- When stopped for a train, count the cars with your child.
- Share with your child your best moment of the day and have him do the same.
- Use potty training to explain how the body processes food.
- Look for shapes in clouds.
- Provide opportunities for your child to help with real work around the house. More
Doing real, purposeful work develops a child’s a sense of self-esteem, self-worth, self-confidence, and independence. They also learn life-long practical living skills.
Simple jobs such as dusting can begin as soon as the child is walking and shows an interest.
Set a family expectation of always trying your best, and accept the job your child has done—don’t criticize the completed task. It takes time to learn a new skill, and mistakes are how we all learn.
Provide child-size broom, mop, bucket, cleaning and dusting cloths, etc. and let him clean along with you.
Provide a stool at the kitchen sink to help wash or dry dishes.
Teach him to use a peeler to help peel carrots or potatoes for dinner.
Provide child-size utensils, pitchers, bowls, etc. for helping to make sandwiches for lunch, cut and tear vegetables for salad, make his own snack, pour his own milk and juice, etc.
Let him help sort laundry by color or type, put the clothes in the washer, and pour in the detergent.
Teach him how to help fold the laundry taken from the dryer.
Provide a small basket for him to transport his folded laundry to his room and put it away.
- Play balance games like standing or hopping on one foot and stepping on pillows to avoid the hot lava."
- Point out constellations in the night sky.
- Teach your child how to do a summersault and a cartwheel.
- Be fair and consistent with discipline so that your child establishes a good sense of right and wrong. More
Discipline is not about punishments, rewards, or bribes — it’s about learning.

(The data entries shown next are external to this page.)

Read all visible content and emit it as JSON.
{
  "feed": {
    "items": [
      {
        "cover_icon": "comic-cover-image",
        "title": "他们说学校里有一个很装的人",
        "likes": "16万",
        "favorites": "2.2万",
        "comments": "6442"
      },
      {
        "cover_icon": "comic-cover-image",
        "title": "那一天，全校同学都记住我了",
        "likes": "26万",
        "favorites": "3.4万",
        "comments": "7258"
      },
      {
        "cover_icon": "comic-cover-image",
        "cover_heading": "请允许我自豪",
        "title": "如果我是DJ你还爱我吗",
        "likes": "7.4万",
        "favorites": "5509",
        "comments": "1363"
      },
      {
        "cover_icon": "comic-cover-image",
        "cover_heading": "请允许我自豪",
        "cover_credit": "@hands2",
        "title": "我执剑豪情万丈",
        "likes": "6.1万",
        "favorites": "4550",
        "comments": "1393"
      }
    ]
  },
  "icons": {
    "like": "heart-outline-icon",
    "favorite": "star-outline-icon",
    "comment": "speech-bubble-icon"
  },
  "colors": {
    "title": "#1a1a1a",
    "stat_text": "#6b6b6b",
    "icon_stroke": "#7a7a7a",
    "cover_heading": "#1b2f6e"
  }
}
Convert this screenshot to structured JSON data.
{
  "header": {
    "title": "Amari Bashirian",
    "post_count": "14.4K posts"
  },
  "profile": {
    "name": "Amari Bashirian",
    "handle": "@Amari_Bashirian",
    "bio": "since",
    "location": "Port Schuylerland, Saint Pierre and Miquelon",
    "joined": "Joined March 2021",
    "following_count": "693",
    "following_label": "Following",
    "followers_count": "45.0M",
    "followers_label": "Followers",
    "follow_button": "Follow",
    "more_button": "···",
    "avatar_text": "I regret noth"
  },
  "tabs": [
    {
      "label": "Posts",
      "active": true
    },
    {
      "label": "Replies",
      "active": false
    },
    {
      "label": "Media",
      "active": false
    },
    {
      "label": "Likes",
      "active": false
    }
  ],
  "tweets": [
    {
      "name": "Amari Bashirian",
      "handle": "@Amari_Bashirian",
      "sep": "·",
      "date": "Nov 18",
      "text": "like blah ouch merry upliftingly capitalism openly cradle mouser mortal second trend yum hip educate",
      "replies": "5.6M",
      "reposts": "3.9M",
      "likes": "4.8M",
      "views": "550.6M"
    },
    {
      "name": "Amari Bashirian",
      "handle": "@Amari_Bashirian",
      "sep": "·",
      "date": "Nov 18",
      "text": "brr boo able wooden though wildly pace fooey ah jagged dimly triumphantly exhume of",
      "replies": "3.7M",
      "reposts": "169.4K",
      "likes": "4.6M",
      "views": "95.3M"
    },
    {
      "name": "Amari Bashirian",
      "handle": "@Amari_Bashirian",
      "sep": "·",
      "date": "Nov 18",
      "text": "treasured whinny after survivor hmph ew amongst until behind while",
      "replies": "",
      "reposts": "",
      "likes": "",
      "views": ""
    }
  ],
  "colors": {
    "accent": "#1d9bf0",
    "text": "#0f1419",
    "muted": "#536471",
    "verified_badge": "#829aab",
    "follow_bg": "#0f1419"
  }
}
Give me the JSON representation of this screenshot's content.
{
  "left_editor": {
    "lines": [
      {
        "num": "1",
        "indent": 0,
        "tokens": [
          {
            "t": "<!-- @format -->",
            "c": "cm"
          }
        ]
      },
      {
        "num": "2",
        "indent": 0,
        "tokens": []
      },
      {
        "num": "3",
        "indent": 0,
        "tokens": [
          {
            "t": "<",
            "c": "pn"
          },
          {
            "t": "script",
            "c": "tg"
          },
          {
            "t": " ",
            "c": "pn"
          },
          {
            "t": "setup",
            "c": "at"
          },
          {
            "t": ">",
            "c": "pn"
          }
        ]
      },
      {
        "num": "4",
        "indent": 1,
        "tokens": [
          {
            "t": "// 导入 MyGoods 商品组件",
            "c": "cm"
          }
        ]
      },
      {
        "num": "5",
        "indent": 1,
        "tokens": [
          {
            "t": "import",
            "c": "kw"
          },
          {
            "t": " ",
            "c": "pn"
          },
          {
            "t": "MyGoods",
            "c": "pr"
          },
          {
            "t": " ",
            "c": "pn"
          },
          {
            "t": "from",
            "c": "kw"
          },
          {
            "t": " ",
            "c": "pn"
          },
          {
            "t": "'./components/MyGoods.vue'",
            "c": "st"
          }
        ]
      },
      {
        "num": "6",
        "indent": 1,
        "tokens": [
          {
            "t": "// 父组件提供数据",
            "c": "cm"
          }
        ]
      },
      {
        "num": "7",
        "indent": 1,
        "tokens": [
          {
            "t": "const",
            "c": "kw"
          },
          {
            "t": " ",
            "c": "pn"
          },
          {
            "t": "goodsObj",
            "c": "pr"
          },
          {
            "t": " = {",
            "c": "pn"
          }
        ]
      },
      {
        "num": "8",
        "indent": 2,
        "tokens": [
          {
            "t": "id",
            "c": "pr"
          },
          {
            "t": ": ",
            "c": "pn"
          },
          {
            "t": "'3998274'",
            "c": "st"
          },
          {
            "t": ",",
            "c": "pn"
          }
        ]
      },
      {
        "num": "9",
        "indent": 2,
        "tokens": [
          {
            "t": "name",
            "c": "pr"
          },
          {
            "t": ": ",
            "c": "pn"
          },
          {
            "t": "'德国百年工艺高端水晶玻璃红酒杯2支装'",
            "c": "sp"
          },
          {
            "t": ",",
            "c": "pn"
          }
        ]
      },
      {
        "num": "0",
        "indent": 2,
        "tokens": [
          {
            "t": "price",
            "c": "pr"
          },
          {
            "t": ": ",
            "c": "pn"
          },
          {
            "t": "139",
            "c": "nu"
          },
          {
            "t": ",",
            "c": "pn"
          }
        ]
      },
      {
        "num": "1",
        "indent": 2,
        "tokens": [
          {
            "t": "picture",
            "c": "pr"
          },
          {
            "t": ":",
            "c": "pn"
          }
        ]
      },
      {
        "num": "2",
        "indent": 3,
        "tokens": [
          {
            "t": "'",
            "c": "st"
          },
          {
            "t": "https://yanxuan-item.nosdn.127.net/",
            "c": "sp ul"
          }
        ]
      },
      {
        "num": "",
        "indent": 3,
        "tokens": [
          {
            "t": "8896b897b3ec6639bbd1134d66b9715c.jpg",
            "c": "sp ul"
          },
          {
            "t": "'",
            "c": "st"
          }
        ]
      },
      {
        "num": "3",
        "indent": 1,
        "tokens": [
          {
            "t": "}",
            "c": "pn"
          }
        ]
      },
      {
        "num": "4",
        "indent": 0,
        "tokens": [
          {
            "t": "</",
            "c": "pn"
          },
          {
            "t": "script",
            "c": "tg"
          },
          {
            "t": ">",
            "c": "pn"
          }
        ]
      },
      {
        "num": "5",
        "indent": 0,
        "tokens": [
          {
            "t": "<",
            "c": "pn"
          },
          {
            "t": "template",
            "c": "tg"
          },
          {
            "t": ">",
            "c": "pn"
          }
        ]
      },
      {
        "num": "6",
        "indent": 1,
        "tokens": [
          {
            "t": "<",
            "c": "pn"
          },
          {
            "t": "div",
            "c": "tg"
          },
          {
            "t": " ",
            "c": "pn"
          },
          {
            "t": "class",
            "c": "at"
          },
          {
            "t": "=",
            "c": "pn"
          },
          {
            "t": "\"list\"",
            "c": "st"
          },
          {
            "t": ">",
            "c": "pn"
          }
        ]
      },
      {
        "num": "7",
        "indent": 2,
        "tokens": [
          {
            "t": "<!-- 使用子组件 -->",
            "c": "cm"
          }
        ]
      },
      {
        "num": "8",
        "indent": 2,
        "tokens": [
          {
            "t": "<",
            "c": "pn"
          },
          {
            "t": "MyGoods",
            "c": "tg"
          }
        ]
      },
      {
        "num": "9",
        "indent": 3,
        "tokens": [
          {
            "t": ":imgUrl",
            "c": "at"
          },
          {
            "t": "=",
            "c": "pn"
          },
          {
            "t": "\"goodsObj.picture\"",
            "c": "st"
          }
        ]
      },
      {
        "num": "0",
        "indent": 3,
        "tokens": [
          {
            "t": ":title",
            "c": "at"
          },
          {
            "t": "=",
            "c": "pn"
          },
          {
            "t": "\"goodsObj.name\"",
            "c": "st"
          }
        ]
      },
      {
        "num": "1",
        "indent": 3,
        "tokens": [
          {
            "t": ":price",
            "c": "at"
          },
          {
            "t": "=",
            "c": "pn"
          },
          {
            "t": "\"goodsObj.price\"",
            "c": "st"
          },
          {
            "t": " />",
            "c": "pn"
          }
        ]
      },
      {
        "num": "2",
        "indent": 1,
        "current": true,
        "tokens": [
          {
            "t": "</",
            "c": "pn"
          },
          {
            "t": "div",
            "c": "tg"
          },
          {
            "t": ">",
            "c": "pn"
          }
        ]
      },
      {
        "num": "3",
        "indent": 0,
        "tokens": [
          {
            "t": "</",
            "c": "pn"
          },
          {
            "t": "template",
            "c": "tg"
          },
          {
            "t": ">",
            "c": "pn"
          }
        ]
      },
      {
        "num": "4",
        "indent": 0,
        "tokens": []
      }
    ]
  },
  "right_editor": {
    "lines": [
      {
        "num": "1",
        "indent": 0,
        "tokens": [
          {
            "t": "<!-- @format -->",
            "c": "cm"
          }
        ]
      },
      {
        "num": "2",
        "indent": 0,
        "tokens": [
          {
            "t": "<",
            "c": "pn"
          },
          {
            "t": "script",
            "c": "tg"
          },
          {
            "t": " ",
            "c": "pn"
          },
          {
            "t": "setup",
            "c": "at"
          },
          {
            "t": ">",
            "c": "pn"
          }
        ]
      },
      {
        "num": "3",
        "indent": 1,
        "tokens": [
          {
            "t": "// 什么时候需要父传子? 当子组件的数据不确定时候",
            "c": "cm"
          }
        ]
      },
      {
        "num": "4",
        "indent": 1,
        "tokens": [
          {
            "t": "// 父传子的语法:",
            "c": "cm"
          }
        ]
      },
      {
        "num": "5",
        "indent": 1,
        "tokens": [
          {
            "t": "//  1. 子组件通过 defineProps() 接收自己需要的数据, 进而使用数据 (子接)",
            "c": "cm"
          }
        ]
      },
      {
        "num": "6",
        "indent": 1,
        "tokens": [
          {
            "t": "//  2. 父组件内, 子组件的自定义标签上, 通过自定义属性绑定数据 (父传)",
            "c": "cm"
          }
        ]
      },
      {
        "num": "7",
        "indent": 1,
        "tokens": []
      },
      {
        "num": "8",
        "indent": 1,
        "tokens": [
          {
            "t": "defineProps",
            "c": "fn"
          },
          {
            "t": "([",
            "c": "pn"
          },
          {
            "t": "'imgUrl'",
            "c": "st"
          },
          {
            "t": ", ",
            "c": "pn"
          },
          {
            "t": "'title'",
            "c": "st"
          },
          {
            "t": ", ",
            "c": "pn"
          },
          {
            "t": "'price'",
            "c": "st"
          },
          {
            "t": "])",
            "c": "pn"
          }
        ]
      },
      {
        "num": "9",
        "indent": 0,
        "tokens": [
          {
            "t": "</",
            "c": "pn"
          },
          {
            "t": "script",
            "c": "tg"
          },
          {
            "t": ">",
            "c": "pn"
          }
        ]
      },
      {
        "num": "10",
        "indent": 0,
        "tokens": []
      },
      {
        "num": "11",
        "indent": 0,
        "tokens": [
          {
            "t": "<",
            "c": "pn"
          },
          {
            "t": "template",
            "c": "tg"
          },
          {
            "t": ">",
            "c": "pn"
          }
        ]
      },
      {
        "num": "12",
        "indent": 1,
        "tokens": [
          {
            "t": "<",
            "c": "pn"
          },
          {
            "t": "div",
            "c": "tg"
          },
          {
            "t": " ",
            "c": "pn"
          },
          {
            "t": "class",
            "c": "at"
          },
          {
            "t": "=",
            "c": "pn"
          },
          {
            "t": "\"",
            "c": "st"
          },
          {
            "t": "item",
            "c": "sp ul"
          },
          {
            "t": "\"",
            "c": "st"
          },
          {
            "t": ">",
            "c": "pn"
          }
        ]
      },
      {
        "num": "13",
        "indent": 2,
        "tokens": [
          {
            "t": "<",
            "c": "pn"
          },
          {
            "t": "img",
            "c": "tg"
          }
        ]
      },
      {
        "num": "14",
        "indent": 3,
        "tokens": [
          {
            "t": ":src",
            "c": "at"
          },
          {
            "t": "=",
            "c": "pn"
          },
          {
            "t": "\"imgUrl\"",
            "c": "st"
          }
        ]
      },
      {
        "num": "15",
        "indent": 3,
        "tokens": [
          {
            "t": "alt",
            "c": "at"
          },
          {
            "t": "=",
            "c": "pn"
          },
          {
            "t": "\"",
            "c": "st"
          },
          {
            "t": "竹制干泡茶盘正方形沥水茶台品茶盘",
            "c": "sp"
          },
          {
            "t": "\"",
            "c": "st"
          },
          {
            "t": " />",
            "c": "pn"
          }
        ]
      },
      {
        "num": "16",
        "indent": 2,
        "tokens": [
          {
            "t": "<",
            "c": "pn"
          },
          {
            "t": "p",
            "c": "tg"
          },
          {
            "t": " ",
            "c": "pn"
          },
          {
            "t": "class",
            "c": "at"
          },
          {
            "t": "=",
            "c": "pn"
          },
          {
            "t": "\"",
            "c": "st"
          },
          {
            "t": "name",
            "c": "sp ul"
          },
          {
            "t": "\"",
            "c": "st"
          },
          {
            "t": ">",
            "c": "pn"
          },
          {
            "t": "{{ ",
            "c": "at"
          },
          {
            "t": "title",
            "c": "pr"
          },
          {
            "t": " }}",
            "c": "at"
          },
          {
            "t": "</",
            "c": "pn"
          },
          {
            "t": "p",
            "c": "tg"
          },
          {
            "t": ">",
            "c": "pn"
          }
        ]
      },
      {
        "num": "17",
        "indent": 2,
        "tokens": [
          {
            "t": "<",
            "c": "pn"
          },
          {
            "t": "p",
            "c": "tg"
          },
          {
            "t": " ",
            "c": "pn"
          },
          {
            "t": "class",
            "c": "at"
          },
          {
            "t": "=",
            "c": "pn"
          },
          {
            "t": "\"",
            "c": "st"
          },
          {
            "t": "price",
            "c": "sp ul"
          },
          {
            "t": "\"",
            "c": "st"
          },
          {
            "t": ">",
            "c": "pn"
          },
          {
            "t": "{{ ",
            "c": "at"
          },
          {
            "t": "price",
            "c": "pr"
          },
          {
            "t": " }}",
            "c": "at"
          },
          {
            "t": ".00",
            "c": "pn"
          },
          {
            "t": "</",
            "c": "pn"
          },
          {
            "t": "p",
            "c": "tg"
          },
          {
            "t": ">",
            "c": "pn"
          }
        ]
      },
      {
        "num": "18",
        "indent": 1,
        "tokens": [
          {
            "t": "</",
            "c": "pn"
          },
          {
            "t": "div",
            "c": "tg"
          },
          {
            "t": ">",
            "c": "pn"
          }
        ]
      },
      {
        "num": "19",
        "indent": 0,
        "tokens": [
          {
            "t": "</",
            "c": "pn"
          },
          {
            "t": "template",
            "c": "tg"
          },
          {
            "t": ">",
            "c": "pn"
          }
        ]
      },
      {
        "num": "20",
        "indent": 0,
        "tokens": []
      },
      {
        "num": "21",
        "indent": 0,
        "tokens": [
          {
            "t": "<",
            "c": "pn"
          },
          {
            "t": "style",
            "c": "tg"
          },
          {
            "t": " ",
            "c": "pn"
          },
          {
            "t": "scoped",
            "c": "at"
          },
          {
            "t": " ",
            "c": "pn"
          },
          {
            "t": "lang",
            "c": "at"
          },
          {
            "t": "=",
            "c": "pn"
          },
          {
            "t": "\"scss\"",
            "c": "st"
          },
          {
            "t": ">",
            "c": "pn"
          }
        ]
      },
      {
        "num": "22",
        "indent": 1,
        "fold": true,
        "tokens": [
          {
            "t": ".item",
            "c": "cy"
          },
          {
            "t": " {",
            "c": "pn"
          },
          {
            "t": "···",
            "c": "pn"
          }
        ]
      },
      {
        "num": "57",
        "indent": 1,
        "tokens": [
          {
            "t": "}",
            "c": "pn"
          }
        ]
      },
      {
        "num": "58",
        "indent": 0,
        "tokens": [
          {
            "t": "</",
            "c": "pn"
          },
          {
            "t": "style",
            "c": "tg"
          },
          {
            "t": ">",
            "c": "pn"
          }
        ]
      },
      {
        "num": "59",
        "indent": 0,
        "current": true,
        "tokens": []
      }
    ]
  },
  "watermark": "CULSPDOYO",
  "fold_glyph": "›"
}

The American Academy of Pediatrics, along with most other child psychologists and early childhood development experts, promote the following information about effective discipline.
Discipline is never appropriate for babies under 12 months old. They cannot control their actions and cannot remember that a previous action was unsafe or inappropriate. Instead, redirect their attention.
Babies and young children do not misbehave intentionally. They “misbehave” because they are trying to learn from all experiences.
Try not to say “don’t touch” because babies learn by touching things and putting them in their mouths. Instead say “We don’t eat leaves” while gently pulling the hand away from the mouth gets the message across without confusion.
Never yell or slap his hands. He will not understand why you are hurting him for trying to learn.
Try not to say “no” too much with a baby. Overusing “no” will blunt its effect in the long run. Save it for more serious situations where he is exposed to danger such as playing around an electrical cord. Then say “no” firmly and remove him from the situation.
Have realistic expectations for your child’s behavior based upon his age and understanding. Too many rules will confuse and frustrate him.
The American Academy of Pediatrics, along with most child psychologists and early childhood development experts, strongly oppose hitting or spanking a child in any way or for any reason when disciplining. No matter what your child’s age, or what his behavior has been, physical punishment is always an inappropriate way for you to respond. Spanking only teaches a child to act aggressively when he is upset. It may relieve your own frustration temporarily, and you might believe that it will do some good; but there is no less effective way of disciplining your child. It does not teach your child an alternative way to behave. It also undermines effective communication between the two of you, as well as weakening his own sense of security and self-worth.
The experts strongly advocate that best and most effective way to deal with misbehavior after 18 months old is logical and natural consequences. Consequences must be consistent and relate to the behavior. For example: Throwing blocks after being told not to—take the blocks away until tomorrow; fighting with a sibling—he must play by himself until he can control himself; not wanting to eat at meal time—fine, he will be hungry a short time later but will have to wait until the next meal for something to eat.
Always be calm and use a normal tone of voice while disciplining your child (even if it means you take a time-out for a moment) so your child understands that this is the consequence for his behavior, not because you are angry.
Always encourage and reward appropriate behavior with your approval. Whenever you have a choice, take the positive route. When you notice that he has independently chosen to do something acceptable instead of misbehaving, congratulate him on making a good choice. By showing that you are proud of him, you will make him feel good about himself and encourage him to behave the same way in the future.
Do not reward or bribe your child with things and special favors for good behavior. You want your child to behave appropriately because it’s the right thing to do, not because he will get something in return.
- Teach your child how to answer the phone.
- Let him pick out his own presents for you or his siblings.
- Start to teach her a second language – numbers and easy words.
- When you turn your calendar to a new month, use the opportunity to teach him about months and the days of the week.
- As the seasons change, teach your child about what each one is.
- Let your child participate in naming pets.
- Let your child choose her own breakfast and snacks from some predetermined choices.
- Help your child start his own piggy bank and save for things he wants.
- Dance with your child.
- Play catch and kick ball in the yard to develop gross motor skills.
- Encourage your child to help you water plants and explain to her why you’re doing it.